Work order
Make an exact copy of each entry, leaving out every picture.

Records drawn from a dataset
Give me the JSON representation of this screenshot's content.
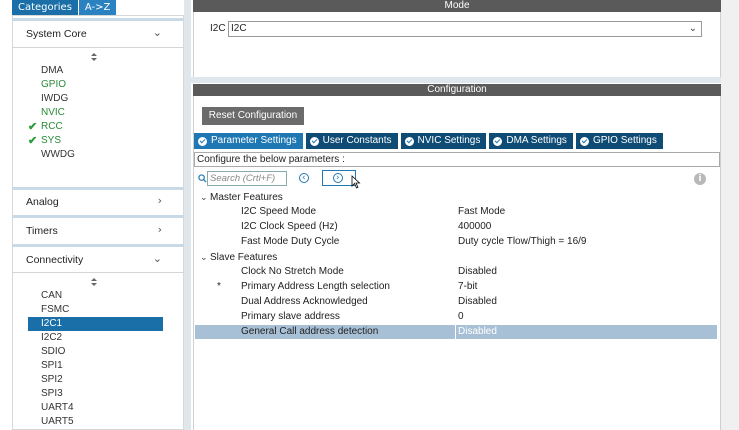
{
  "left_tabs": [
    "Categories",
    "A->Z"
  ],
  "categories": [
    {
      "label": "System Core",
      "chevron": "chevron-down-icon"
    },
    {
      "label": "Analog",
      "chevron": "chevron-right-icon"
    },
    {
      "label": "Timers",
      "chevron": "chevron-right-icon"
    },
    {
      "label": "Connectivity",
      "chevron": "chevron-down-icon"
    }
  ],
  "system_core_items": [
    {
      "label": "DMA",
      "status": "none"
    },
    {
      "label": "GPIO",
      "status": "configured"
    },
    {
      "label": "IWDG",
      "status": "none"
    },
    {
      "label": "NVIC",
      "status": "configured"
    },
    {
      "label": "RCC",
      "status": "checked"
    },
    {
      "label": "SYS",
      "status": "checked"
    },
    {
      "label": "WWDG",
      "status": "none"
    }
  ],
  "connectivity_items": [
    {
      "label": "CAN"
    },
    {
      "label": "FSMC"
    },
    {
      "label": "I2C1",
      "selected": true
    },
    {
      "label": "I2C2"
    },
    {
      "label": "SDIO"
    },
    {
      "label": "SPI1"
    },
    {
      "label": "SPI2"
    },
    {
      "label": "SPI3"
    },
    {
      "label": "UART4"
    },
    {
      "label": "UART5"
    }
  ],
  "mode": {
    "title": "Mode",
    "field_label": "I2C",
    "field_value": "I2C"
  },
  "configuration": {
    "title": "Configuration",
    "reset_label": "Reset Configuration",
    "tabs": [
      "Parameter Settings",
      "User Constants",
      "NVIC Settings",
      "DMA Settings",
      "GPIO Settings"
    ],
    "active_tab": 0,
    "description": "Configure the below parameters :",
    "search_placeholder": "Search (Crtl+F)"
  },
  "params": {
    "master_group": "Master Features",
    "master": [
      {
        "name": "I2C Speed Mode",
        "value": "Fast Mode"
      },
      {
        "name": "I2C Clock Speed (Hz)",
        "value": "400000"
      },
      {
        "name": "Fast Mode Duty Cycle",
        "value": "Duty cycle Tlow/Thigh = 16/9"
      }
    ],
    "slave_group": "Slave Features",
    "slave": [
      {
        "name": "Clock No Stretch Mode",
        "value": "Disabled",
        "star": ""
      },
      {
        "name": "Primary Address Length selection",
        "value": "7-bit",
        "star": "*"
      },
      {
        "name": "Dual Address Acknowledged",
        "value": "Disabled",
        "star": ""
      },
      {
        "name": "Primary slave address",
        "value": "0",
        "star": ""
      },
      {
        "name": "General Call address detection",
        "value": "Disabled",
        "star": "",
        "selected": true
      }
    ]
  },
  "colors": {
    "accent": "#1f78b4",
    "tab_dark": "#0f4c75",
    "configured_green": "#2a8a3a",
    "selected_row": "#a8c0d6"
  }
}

Answer to this exercise
Give me the JSON representation of this screenshot's content.
{
  "left_tabs": [
    "Categories",
    "A->Z"
  ],
  "categories": [
    {
      "label": "System Core",
      "chevron": "chevron-down-icon"
    },
    {
      "label": "Analog",
      "chevron": "chevron-right-icon"
    },
    {
      "label": "Timers",
      "chevron": "chevron-right-icon"
    },
    {
      "label": "Connectivity",
      "chevron": "chevron-down-icon"
    }
  ],
  "system_core_items": [
    {
      "label": "DMA",
      "status": "none"
    },
    {
      "label": "GPIO",
      "status": "configured"
    },
    {
      "label": "IWDG",
      "status": "none"
    },
    {
      "label": "NVIC",
      "status": "configured"
    },
    {
      "label": "RCC",
      "status": "checked"
    },
    {
      "label": "SYS",
      "status": "checked"
    },
    {
      "label": "WWDG",
      "status": "none"
    }
  ],
  "connectivity_items": [
    {
      "label": "CAN"
    },
    {
      "label": "FSMC"
    },
    {
      "label": "I2C1",
      "selected": true
    },
    {
      "label": "I2C2"
    },
    {
      "label": "SDIO"
    },
    {
      "label": "SPI1"
    },
    {
      "label": "SPI2"
    },
    {
      "label": "SPI3"
    },
    {
      "label": "UART4"
    },
    {
      "label": "UART5"
    }
  ],
  "mode": {
    "title": "Mode",
    "field_label": "I2C",
    "field_value": "I2C"
  },
  "configuration": {
    "title": "Configuration",
    "reset_label": "Reset Configuration",
    "tabs": [
      "Parameter Settings",
      "User Constants",
      "NVIC Settings",
      "DMA Settings",
      "GPIO Settings"
    ],
    "active_tab": 0,
    "description": "Configure the below parameters :",
    "search_placeholder": "Search (Crtl+F)"
  },
  "params": {
    "master_group": "Master Features",
    "master": [
      {
        "name": "I2C Speed Mode",
        "value": "Fast Mode"
      },
      {
        "name": "I2C Clock Speed (Hz)",
        "value": "400000"
      },
      {
        "name": "Fast Mode Duty Cycle",
        "value": "Duty cycle Tlow/Thigh = 16/9"
      }
    ],
    "slave_group": "Slave Features",
    "slave": [
      {
        "name": "Clock No Stretch Mode",
        "value": "Disabled",
        "star": ""
      },
      {
        "name": "Primary Address Length selection",
        "value": "7-bit",
        "star": "*"
      },
      {
        "name": "Dual Address Acknowledged",
        "value": "Disabled",
        "star": ""
      },
      {
        "name": "Primary slave address",
        "value": "0",
        "star": ""
      },
      {
        "name": "General Call address detection",
        "value": "Disabled",
        "star": "",
        "selected": true
      }
    ]
  },
  "colors": {
    "accent": "#1f78b4",
    "tab_dark": "#0f4c75",
    "configured_green": "#2a8a3a",
    "selected_row": "#a8c0d6"
  }
}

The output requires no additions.